Notice of Action - A letter that tells you when a decision is made about your health care.
Open card - If a member doesn’t have a CCO, they have open card. They can see any providers who accept Oregon Health Plan coverage.
Open enrollment - A period of time during the year when you can sign up for private health care. You can apply for OHP at any time during the year.
Oregon Health Authority (OHA) - The state agency that is in charge of OHP and other health services in Oregon.
Oregon Health Plan (OHP) – Oregon’s medical assistance program. It helps people with low incomes get access to care.
Patient-centered primary care home (PCPCH) - A health care clinic that focuses on the patient or member. It includes different providers all in one place.
Physician services - Services that you get from a doctor.
Plan - A company that arranges and pays for health care services. Most plans have physical, dental, and mental health care.
Preapproval (preauthorization) - Permission for a service. This is usually a document that says your plan will pay for a service. Some plans and services require this before you get the care.
Preferred Drug List (PDL) - A list of medications that are covered by OHP.
Premium - The cost of insurance.
Prescription drugs - Medications that your doctor tells you to take.
Prevention - What you do to help keep you healthy and stop you from getting sick. For example, checkups and flu shots.
Primary care provider (PCP) - The medical professional who takes care of your health. This is usually the first person you call when you have health issues or need care. Your PCP can be a doctor, nurse practitioner, physician’s assistant, osteopath, or sometimes a naturopath.
Primary care dentist - The main dentist who takes care of your teeth and gums.
Provider - A licensed person or group that offers a health care service. For example, a doctor, dentist, or therapist.
Renewal - OHP members must make sure they still qualify for health benefits. This is called renewing. It happens every year.
Rehabilitation services – Services to help you get back to full health. These help usually after surgery, injury, or substance abuse.
Skilled nursing care – Help from a nurse with wound care, therapy, or taking your medicine. You can get skilled nursing care in a hospital, nursing home, or in your own home.
Specialist – A provider trained to care for a certain part of the body or type of illness.

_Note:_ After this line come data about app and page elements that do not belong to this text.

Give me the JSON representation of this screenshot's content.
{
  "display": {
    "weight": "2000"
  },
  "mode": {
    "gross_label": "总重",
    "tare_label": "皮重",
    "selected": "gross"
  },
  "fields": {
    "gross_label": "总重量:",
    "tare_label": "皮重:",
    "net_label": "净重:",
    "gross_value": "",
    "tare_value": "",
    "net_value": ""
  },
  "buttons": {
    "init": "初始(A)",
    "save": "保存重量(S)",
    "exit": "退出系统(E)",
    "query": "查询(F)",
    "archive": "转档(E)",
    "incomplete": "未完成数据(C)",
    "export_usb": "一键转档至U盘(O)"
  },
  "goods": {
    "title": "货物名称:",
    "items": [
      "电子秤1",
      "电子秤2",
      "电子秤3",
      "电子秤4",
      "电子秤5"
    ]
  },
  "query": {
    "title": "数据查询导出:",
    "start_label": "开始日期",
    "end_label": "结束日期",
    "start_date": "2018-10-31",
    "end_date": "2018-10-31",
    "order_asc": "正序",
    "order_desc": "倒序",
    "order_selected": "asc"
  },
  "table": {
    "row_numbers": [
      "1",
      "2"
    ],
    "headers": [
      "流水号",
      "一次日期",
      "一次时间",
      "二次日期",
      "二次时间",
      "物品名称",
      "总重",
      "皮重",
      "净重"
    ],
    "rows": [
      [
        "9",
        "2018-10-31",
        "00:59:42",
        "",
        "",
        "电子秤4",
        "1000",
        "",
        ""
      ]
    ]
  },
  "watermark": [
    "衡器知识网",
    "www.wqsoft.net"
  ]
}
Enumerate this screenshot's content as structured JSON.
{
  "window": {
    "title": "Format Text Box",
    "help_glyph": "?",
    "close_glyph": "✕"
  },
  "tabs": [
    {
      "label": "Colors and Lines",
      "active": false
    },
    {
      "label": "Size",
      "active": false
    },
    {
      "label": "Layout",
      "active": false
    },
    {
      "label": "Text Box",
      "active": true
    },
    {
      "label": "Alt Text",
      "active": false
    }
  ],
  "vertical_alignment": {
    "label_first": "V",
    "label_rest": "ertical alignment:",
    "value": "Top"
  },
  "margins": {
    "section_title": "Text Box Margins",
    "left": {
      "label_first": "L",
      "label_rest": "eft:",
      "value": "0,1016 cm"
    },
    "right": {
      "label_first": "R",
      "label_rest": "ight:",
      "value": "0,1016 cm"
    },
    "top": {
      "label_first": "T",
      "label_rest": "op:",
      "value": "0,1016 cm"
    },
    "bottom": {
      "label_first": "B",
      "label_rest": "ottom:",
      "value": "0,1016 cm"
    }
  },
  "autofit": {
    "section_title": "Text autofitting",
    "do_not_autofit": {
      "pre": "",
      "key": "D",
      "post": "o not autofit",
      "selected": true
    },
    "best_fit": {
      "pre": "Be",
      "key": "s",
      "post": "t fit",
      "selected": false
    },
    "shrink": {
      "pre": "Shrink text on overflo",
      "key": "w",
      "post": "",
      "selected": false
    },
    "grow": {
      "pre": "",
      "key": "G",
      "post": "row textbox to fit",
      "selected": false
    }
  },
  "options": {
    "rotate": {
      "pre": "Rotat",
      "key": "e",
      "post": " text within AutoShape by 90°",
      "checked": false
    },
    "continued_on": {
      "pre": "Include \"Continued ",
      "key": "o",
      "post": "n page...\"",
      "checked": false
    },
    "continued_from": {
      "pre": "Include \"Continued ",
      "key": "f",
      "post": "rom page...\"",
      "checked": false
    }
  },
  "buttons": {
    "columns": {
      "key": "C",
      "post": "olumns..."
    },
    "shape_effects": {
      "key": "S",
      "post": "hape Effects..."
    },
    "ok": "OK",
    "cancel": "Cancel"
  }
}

Urgent care – Care that you need the same day. It could be for serious pain, to keep you from feeling much worse, or to avoid losing function in part of your body.